PROBLEM DETAILS: In the listing below, find each line containing "JSON" and report it.

RECORDS TO USE:
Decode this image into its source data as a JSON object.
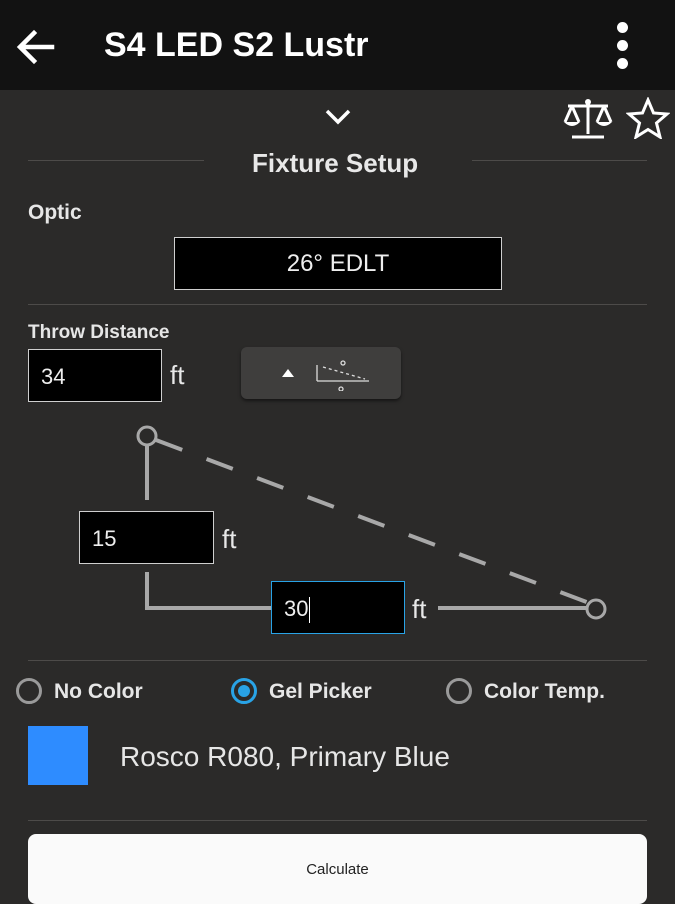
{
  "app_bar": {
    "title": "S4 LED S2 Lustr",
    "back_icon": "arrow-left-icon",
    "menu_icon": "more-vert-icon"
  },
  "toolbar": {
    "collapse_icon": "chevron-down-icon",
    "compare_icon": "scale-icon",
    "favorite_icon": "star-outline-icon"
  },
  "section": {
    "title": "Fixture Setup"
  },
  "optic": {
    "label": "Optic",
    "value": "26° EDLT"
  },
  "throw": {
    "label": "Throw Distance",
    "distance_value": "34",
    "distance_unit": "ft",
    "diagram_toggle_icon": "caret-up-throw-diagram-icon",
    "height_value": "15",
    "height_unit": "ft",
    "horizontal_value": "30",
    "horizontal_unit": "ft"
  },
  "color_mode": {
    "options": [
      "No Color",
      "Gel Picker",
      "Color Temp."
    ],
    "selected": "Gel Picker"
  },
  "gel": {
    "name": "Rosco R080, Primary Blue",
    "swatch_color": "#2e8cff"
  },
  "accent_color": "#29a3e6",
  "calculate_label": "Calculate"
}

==

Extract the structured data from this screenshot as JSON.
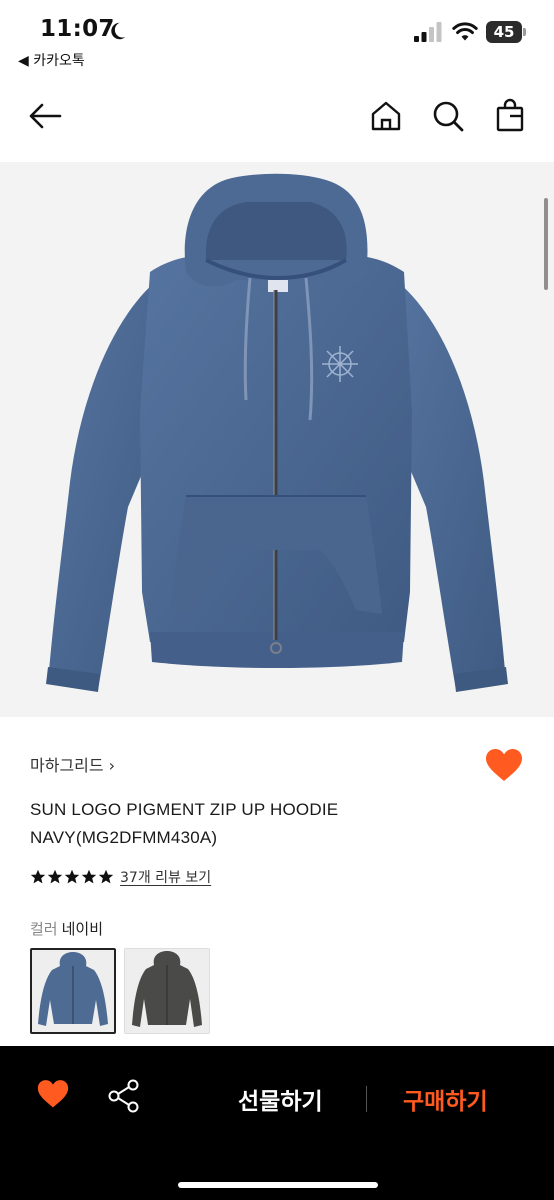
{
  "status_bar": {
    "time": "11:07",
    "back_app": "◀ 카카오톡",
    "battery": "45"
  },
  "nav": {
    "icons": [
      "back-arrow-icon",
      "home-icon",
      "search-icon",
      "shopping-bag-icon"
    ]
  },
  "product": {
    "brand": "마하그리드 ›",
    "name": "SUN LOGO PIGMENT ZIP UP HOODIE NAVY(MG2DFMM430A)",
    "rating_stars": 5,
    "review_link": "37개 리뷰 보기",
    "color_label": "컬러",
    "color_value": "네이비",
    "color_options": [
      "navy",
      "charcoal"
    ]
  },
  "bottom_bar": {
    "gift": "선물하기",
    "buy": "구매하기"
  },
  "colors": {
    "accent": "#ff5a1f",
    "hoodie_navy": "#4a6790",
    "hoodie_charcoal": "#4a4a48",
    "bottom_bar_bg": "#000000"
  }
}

EXERCISE OUTPUT:
Decode this image into its source data as a JSON object.
Extract the structured data from this screenshot as JSON.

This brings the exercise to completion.